The instructions given were confusing and misleading and, in our opinion, under the rule stated in People v. Watson, 46 Cal. 2d 818, 836 [299 P.2d 243], the error in giving them and in refusing to give the instruction requested by plaintiff, was prejudicial.

The foregoing determinations are dispositive of the appeal and we need not consider the plaintiff's contention the court erred in the admission of evidence and in denying his motion for new trial premised on the ground the evidence was insufficient to support the verdict.

Judgment reversed.

Brown (Gerald), P. J., and Ault, J., concurred.

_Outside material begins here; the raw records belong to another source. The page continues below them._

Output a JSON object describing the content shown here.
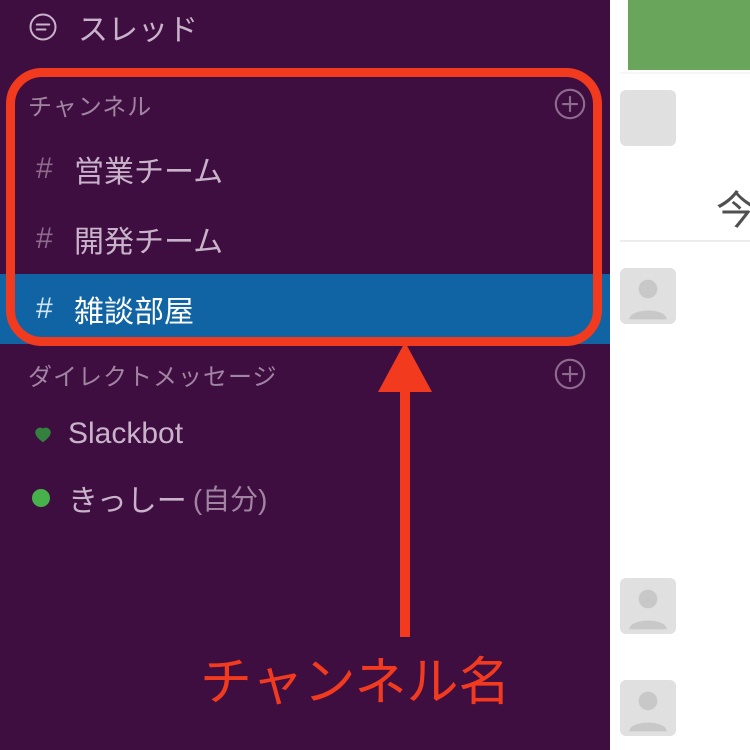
{
  "sidebar": {
    "threads_label": "スレッド",
    "channels_header": "チャンネル",
    "channels": [
      {
        "name": "営業チーム",
        "selected": false
      },
      {
        "name": "開発チーム",
        "selected": false
      },
      {
        "name": "雑談部屋",
        "selected": true
      }
    ],
    "dm_header": "ダイレクトメッセージ",
    "dms": [
      {
        "name": "Slackbot",
        "presence": "heart",
        "self_suffix": ""
      },
      {
        "name": "きっしー",
        "presence": "online",
        "self_suffix": "(自分)"
      }
    ]
  },
  "main_fragment": {
    "visible_text": "今"
  },
  "annotation": {
    "label": "チャンネル名",
    "colors": {
      "accent": "#f23a1e",
      "sidebar_bg": "#3F0E40",
      "selected_bg": "#1164A3"
    }
  }
}
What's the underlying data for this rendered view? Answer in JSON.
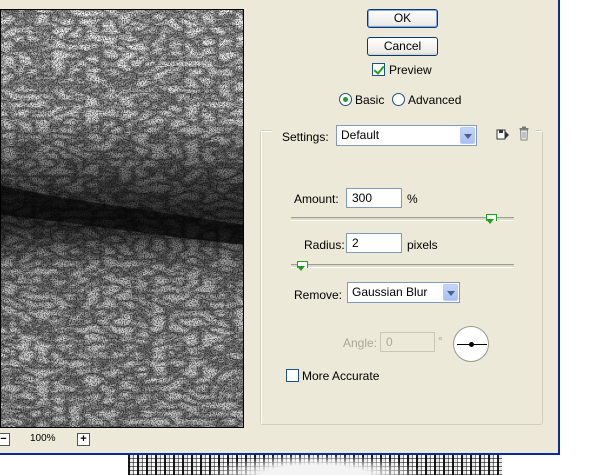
{
  "buttons": {
    "ok": "OK",
    "cancel": "Cancel"
  },
  "preview": {
    "label": "Preview",
    "checked": true
  },
  "mode": {
    "basic": "Basic",
    "advanced": "Advanced",
    "selected": "Basic"
  },
  "settings": {
    "label": "Settings:",
    "value": "Default",
    "save_icon": "save-settings-icon",
    "delete_icon": "trash-icon"
  },
  "amount": {
    "label": "Amount:",
    "value": "300",
    "unit": "%",
    "slider_fraction": 0.92
  },
  "radius": {
    "label": "Radius:",
    "value": "2",
    "unit": "pixels",
    "slider_fraction": 0.02
  },
  "remove": {
    "label": "Remove:",
    "value": "Gaussian Blur"
  },
  "angle": {
    "label": "Angle:",
    "value": "0",
    "unit": "°"
  },
  "more_accurate": {
    "label": "More Accurate",
    "checked": false
  },
  "zoom": {
    "level": "100%",
    "minus_icon": "zoom-out-icon",
    "plus_icon": "zoom-in-icon"
  },
  "colors": {
    "dialog_bg": "#ece9d8",
    "accent_border": "#0b2a9e",
    "check_mark": "#21a121"
  }
}
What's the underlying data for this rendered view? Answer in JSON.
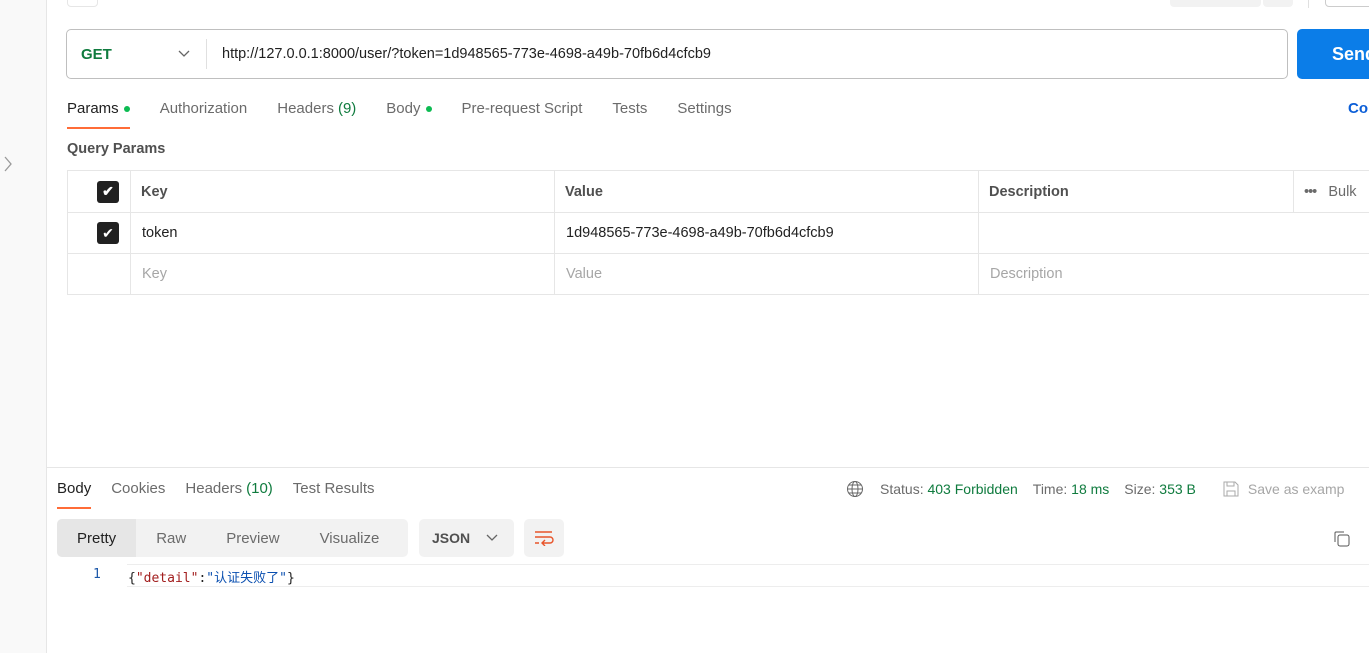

FN 1. Our discussion of the rule respecting proof of justification and excuse, and rebuttal of the presumption of negligence arising from the admitted fact Petronella exceeded the 65-mile-an-hour speed limit is not premised on an opinion the evidence supports giving any instruction on the issue. Whether the evidence would support a finding of justification or excuse is debatable. Absent such evidence, giving the instruction is error. (Gen. see Witt v. Jackson, 57 Cal. 2d 57, 63 [17 Cal. Rptr. 369, 366 P.2d 641]; McCaughan v. Hansen Pacific Lumber Co., 176 Cal. App. 2d 827, 834 [1 Cal. Rptr. 796]; Fuentes v. Panella, 120 Cal. App. 2d 175, 183 [260 P.2d 853].) However, as the contention has not been raised we make no decision upon the issue. The only justification or excuse offered was driving in response to an emergency call. The fact the driver intentionally omitted red-light and siren warnings would support a conclusion he was not a person "who desired to comply with the law" (Evid. Code, § 669, subd. (b)(1)), and, as noted, this is a circumstance to be considered in determining whether he was acting as a reasonably prudent person.